Putin refuses to rule out return to Kremlin

By Ulf Mauder

MOSCOW – Prime Minister Vladimir Putin on Monday refused to close the door on speculation that he might seek to return to Russia’s Kremlin as the nation’s president in 2012 elections.

Speaking to a group of Western political scientists and journalists in the Black Sea resort of Sochi, he said the 2012 elections would proceed lawfully.

But he refused to make any firm predictions.

“It is too early to talk about it. Everyone should just do their job,” the Interfax news agency quoted him as saying when asked about his division of political power with President Dmitry Medvedev.

“Each of us does our job and, from my perspective, does it effectively,” he added.

After recent media-friendly appearances, commentators had begun to speculate that Putin might soon be starting his campaign for Russia’s highest office, a position he held through 2008.

He had to give up the post because the Russian constitution does not allow for more than two successive terms.
When Putin departed, he designated Medvedev as his successor, although the president is technically elected by the people.

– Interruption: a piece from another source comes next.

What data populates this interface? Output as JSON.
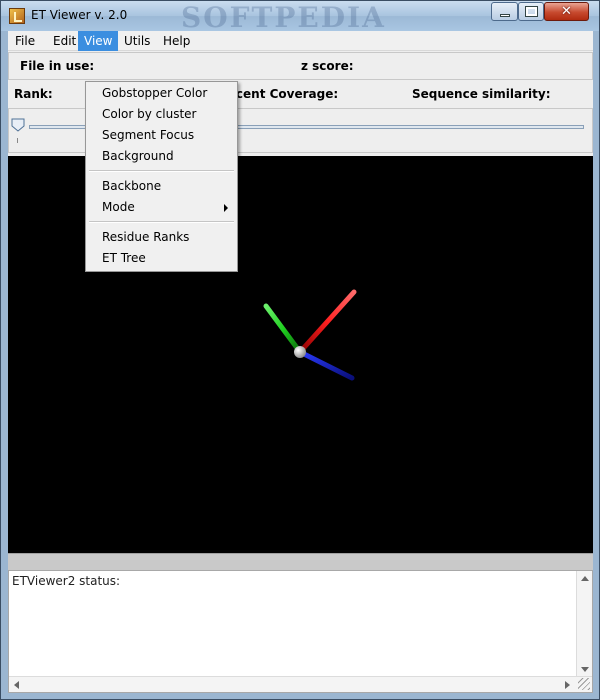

However, the constitution does not rule out a third term after a break. Both Medvedev and Putin have repeatedly said that they will agree together who will run for which position in 2012.